Menu Close
Mission Control / Websites

6 Website Design Principles to Follow

Leverage these tried-and-true recommendations when designing — or redesigning — your organization’s website.

Design Principles Cover

By Lindsey Hency

Redesigning a website is about more than fonts, colors and animations. It’s about ensuring the user experience is as frictionless as possible.

If you’re heading into a redesign, these are the web design principles you’ll want to keep top of mind.

1. Establish Clear Hierarchies

Visual hierarchy is critical to helping users consume content. If everything looks like it has the same importance, then nothing appears essential. Users need visual cues to understand which elements to pay attention to, meaning you need to structure your pages in a way that directs users where you want them to go. So, first things first, decide the most important initiatives for your organization and then create a design that places emphasis on those items by using scale, color or whitespace.

2. Consider Proximity
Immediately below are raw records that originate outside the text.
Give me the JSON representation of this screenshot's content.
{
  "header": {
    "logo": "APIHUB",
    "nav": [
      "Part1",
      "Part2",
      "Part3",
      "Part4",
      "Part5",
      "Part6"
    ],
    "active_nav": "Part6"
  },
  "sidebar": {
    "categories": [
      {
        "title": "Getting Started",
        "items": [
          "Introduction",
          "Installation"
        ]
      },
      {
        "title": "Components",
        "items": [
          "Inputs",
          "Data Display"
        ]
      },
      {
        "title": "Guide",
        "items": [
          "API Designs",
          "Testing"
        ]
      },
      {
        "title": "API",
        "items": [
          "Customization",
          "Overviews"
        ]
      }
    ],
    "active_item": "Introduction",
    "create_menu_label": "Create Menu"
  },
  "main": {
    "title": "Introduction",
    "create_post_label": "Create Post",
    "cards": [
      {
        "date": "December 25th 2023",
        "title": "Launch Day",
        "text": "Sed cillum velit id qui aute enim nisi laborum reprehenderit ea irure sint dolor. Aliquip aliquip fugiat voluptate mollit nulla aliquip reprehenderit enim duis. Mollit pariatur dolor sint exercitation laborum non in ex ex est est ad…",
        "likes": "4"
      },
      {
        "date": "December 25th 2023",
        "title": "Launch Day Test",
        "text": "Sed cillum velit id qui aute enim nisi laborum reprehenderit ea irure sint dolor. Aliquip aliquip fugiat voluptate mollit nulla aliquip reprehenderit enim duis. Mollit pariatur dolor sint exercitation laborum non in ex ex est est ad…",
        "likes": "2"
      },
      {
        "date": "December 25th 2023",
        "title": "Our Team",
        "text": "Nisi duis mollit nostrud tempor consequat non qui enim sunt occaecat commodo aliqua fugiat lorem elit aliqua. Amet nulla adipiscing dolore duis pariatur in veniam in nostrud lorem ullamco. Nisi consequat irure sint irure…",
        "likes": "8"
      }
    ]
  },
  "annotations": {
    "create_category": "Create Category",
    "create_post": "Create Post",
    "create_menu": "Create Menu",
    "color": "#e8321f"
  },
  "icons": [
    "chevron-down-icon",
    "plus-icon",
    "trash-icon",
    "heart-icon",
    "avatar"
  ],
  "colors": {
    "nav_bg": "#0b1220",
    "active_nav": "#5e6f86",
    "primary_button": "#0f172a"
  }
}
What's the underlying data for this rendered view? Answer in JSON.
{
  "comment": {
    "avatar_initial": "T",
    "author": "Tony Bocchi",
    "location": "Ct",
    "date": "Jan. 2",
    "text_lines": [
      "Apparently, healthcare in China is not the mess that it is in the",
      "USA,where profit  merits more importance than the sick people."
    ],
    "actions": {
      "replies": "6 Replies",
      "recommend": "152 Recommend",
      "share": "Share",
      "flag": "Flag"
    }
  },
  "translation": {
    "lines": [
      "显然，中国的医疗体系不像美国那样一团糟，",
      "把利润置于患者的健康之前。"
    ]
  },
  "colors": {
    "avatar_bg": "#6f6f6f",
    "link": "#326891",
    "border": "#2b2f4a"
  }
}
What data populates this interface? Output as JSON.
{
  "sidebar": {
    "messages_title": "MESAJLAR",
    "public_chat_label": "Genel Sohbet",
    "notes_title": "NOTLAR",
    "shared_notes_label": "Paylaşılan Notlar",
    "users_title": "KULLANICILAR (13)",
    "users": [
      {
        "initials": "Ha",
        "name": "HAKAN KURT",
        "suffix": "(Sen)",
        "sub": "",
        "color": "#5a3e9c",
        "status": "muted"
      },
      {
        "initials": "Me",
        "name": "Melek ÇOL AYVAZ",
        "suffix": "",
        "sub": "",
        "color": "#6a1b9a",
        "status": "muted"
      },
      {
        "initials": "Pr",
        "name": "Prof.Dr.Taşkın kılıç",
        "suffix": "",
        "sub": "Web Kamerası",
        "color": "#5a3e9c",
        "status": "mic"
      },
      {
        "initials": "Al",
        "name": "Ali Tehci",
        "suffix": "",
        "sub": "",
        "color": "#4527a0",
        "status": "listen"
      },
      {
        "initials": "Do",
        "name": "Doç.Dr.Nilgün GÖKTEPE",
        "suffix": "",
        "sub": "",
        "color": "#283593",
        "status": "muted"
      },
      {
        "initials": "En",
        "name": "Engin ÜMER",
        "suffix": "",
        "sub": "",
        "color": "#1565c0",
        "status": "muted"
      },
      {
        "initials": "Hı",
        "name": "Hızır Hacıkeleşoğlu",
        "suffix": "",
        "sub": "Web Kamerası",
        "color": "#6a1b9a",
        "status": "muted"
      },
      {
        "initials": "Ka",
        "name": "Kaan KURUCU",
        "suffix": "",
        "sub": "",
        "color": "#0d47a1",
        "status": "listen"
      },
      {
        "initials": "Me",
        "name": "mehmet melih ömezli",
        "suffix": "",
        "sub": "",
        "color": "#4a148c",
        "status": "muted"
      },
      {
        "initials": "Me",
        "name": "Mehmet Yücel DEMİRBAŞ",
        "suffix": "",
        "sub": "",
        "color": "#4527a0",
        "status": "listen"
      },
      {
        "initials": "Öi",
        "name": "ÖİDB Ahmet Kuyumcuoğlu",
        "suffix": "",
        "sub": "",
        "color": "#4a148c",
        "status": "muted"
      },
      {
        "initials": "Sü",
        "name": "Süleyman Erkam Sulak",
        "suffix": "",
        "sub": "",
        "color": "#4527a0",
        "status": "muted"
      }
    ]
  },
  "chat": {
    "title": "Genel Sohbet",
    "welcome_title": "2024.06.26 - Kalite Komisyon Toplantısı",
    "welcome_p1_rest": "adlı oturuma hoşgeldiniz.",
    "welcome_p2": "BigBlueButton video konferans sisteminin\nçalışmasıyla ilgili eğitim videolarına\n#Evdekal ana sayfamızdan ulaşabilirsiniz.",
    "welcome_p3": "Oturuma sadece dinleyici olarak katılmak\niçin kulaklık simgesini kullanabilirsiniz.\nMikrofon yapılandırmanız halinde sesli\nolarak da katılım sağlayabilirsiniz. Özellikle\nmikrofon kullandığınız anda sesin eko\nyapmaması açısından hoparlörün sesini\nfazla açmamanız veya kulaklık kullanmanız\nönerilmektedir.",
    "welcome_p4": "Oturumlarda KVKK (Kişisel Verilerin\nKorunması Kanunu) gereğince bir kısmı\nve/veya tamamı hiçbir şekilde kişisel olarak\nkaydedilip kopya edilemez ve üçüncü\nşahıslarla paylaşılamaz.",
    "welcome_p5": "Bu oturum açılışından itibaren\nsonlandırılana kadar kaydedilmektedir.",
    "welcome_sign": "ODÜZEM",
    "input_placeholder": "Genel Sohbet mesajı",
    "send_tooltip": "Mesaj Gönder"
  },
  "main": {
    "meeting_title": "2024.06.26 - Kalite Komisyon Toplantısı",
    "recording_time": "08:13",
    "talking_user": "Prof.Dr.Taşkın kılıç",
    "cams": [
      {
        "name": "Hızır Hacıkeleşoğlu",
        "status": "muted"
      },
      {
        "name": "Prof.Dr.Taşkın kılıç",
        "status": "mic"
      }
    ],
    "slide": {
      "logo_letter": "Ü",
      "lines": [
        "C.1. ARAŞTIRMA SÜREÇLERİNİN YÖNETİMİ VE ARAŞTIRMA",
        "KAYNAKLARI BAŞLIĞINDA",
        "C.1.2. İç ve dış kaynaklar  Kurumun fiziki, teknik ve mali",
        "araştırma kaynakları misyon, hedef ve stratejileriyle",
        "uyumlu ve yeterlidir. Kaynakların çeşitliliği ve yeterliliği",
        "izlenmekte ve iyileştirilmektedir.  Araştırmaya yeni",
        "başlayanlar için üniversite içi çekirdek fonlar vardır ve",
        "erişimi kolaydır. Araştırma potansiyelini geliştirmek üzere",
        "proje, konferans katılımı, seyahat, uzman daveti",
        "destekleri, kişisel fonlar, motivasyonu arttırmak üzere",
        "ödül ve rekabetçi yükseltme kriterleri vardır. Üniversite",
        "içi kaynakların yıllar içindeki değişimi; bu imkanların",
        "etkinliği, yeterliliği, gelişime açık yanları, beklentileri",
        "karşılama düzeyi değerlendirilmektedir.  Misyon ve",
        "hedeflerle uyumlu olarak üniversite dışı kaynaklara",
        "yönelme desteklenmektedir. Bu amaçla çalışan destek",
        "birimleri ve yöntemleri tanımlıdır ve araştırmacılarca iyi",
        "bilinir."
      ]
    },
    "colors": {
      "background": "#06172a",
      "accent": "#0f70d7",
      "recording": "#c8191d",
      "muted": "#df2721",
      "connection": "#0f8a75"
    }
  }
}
Proximity allows us to build perceived relationships between different elements based on where they are placed. In short, things that are related should be closer to each other, and things that are unrelated should be placed farther apart. Think of how related material in a book is grouped together in a chapter. The same principle — keeping birds of a feather together — applies to your website.

3. Keep Accessibility in Mind

Designing for accessibility means that your website can be equally accessed by users regardless of their physical and/or cognitive abilities. Beyond the obvious equity case for accessibility, having an accessible website design gives you the potential to reach more people with your content. While you should be consulting the Web Content Accessibility Guidelines for comprehensive technical standards, here are a few big-ticket items to watch for:

  • Your site should be usable on both mobile and desktop.
  • Hyperlinked text should clearly indicate where the link will take a user.
  • All sites should be navigable by a screen reader.

4. Check Your Color Contrast

Speaking of accessibility, color contrast not only adds heft to your primary calls to action — it’s vital for readability. For example, people with vision impairments can have a difficult time reading text on a screen that does not have sufficient contrast. If you’re ever in doubt, run your colors through a contrast check.

5. Embrace and Enable Eye Movement

Dynamic design encourages lots of eye movement. The most common eye movement patterns are F and Z patterns:

  • F pattern (F means fast): In designs with an abundance of text, we quickly scan across the top of the page, from left to right — headlines and decks, essentially — then down the left, searching for clues that tell us what we want to know, or if we want to stay on the page.
  • Z pattern: In designs without a lot of text or content, we scan in a zigzag pattern from top left to top right then diagonally down to the bottom left, stopping at the bottom right.

Take a moment to step back from the screen and skim your designs. Where do your eyes want to land? Does that match the desired action that you want users to take?

6. Engage Visitors with Variety

Variety is what keeps things interesting and engaging. Imagine a site where all of the information is presented in the same way using the same fonts, colors and hierarchy. Users would get lost in this sea of sameness and bounce. Instead, you want to serve up the information in a variety of ways, from card patterns to sliders to accordions and more.

Does Your Website Need a Redo?

We can help your site reach its full potential with custom design and development.


Lindsey Hency Yellow
Lindsey Hency Associate Creative Director

Lindsey brings more than 15 years of experience to the creative team at C/A, having worked in a diverse range of industries, including advertising, branding and digital product agencies. Her varied background allows her to approach design holistically by keeping all aspects of a customer’s experience in mind. Lindsey has worked with brands such as Microsoft, Autodesk, Box, IBM and University of Phoenix to create digital solutions that help people engage with brands in a meaningful way.

Lindsey’s unyielding appetite for all things art and design extends into most of her hobbies. On the weekends you can usually find her working on a painting or art project alongside her daughter who also enjoys bringing her imagination to life with crayons and watercolors.

Get the latest C/A insights direct to your inbox. Sign up here for our newsletter.